In high school, he started and lead a number of clubs including Stop Racism and Ontario Students Against Impaired Driving. He also founded and co-ordinated the Sault Ste. Marie first regional LGBTQ youth group.
Despite efforts to make changes in his school, Mr. Dias was stopped by school administrators, and experienced severe bullying and discrimination on a daily basis. As a result of his experiences, he challenged his school and school board at the Ontario Human Rights Commission, and after three years of legal battling, at the age of 21 he won Canada’s second largest human rights settlement.
Feeling strongly that the funds should go to making a difference in his community, Mr Dias and a few friends founded the Jeremy Dias Scholarship, an award for graduating youth working to stop bullying in their schools. After launching the scholarship, the newly formed team received hundreds of e-mails and messages from youth across Canada and parts of the world who wanted more support. The team then founded Jer’s Vision, a registered charity that works to support youth and stop bullying and discrimination of all kinds.
In the last five years, Jer’s Vision has grown from a small committee to an organization doing programming across Canada and the United States, and supporting youth internationally. Mr. Dias said what they try to do is spark dialogue in school communities, getting teachers to change what they are teaching, and getting students to challenge what they are taught.
Speaking to the volunteers and front line workers, Mr. Dias said he admires their drive, adding he knows it can’t be easy doing the things they do.
“I think we’re all here because we want to do things to make it better, to help change the world (but it is often seems like a hard slog uphill).
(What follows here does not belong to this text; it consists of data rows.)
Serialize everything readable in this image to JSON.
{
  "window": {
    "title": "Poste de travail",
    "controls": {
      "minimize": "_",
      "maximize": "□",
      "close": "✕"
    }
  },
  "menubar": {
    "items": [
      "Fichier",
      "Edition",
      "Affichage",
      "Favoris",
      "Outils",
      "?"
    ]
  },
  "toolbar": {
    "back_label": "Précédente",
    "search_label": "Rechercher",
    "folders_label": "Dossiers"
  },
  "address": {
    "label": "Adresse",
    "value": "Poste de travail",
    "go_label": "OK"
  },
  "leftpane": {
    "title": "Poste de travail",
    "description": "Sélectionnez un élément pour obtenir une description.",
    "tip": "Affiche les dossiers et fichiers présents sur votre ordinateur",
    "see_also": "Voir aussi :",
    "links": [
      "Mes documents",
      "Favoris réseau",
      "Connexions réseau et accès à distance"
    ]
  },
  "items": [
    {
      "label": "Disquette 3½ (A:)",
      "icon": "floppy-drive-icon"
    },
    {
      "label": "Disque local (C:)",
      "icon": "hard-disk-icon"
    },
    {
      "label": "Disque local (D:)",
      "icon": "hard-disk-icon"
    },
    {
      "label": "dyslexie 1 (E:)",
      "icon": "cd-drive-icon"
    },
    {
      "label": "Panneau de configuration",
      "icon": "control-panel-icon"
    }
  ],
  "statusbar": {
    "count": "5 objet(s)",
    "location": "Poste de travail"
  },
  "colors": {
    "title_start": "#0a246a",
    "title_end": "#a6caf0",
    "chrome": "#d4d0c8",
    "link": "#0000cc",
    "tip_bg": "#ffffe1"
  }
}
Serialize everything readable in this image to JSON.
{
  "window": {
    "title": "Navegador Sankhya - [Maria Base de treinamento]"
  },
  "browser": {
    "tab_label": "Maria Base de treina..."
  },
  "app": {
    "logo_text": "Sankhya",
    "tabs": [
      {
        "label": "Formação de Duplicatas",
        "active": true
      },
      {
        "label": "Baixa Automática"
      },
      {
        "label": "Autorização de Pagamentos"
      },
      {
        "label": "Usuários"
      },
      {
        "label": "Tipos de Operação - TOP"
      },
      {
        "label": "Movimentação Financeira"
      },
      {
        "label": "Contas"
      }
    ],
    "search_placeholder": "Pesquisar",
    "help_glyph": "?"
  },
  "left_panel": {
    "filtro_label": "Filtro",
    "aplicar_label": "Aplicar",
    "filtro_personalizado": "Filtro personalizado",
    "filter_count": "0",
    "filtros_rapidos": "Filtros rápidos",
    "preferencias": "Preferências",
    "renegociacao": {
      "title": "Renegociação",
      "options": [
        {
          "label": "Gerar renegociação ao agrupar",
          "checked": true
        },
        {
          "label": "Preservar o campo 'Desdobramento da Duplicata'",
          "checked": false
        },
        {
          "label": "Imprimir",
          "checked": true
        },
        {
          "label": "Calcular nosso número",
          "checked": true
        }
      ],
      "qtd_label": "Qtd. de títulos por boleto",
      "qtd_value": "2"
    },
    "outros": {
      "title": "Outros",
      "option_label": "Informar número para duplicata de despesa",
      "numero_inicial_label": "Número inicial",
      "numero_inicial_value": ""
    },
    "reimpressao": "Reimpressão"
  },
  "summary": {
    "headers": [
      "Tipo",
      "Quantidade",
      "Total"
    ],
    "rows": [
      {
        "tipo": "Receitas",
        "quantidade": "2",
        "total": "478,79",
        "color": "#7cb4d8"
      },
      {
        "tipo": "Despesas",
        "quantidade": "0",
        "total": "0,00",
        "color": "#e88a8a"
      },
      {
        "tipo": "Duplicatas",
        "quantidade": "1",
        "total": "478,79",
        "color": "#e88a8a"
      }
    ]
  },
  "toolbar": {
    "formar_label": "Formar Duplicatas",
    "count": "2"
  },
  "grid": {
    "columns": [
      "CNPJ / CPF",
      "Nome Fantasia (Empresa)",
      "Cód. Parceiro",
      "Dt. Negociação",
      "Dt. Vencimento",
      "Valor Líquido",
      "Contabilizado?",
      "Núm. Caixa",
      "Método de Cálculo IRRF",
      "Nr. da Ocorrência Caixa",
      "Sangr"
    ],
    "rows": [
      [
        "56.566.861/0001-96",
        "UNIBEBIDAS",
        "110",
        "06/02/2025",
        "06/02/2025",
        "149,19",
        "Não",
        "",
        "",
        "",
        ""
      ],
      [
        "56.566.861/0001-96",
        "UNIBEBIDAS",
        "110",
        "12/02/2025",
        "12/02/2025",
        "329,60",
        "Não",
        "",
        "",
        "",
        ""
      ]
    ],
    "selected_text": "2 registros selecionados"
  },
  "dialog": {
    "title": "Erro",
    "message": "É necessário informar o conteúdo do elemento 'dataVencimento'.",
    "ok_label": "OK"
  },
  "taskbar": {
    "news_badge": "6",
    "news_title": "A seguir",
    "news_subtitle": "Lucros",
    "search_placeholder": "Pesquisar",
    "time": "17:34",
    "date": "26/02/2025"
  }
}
“Sometimes I think it is getting worse in some ways, (what with the cuts to services, and the increasing nastiness in the world as violence and oppression seems to be on the rise),” he said.
“I mean, today’s stats say one in every five women in Canada will be sexually assaulted in their lifetimes,” he said, “That’s insane! Why is that happening here in this beautiful country?”
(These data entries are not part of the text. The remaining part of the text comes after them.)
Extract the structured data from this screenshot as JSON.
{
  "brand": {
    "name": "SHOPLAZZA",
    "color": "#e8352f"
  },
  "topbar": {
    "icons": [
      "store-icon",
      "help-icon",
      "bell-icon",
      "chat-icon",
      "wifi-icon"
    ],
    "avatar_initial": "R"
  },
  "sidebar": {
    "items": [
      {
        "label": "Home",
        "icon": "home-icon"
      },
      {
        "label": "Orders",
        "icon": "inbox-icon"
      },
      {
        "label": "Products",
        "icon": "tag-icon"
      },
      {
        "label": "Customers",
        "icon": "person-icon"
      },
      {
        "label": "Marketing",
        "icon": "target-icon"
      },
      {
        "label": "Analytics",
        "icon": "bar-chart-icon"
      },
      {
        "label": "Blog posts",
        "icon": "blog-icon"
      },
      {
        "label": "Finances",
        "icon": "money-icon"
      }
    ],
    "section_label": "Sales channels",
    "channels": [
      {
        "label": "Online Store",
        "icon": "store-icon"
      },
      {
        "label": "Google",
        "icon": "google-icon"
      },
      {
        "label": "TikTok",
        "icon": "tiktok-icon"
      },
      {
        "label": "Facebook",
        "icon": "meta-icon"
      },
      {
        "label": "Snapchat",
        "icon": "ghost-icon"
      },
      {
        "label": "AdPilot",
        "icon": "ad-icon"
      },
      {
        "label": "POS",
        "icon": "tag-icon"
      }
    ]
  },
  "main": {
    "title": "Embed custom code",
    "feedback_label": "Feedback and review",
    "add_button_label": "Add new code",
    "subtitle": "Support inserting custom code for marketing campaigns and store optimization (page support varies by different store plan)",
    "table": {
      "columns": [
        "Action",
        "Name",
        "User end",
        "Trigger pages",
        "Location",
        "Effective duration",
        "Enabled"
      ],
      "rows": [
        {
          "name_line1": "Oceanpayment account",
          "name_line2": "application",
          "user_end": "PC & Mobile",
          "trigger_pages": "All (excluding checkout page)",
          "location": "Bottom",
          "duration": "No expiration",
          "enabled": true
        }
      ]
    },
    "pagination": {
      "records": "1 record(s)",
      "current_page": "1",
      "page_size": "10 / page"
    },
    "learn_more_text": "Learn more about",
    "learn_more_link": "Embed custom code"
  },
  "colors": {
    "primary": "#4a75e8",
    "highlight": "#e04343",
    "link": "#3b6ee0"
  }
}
As for being gay, he said while it is better in Canada than elsewhere, where he could be jailed or executed for what he is, there is still a long way to go. Moving from Sault Ste. Marie to Ottawa, he thought he was safe and free of the prejudices and violence of the smaller city he left, until three days after arriving, someone armed with a baseball bat put him back in the hospital, again for simply being a gay man.
“I don’t want people to love gay people,” he said. “I just don’t want them beating them up.”
One part of the solution is education. Gay issues are simply not talked about openly in Canadian society.
“People aren’t born homophobic,” Mr. Dias said, “they just don’t know any gay people.”
“What we need to do with these issues we’re not talking about is bring our issues into the mainstream,” he said, stressing people need to educate themselves about others.
“Men need to earn about women’s issues, straights need to learn about gay issues, the rich need to learn about the poor,” and continue to fight for social justice at all levels.
“Doing something is better than doing nothing,” Mr. Dias said. “If you don’t take a stand, who will? If you don’t speak up, who will?”
JoAnne Brooks, director of the Woman’s Sexual Assault Centre of Renfrew County, said they were all very moved by the number of Renfrew County residents who came to the event, stating it is evident that there are a lot of caring people.
“This commemoration event was a meaningful time to celebrate surviving, with supporters and survivors and friends and family remembering and honouring,” she said. “And it was a poignant way to learn more about lesbian, gay, bi and trans issues of oppression through Jeremy’s touching speech.”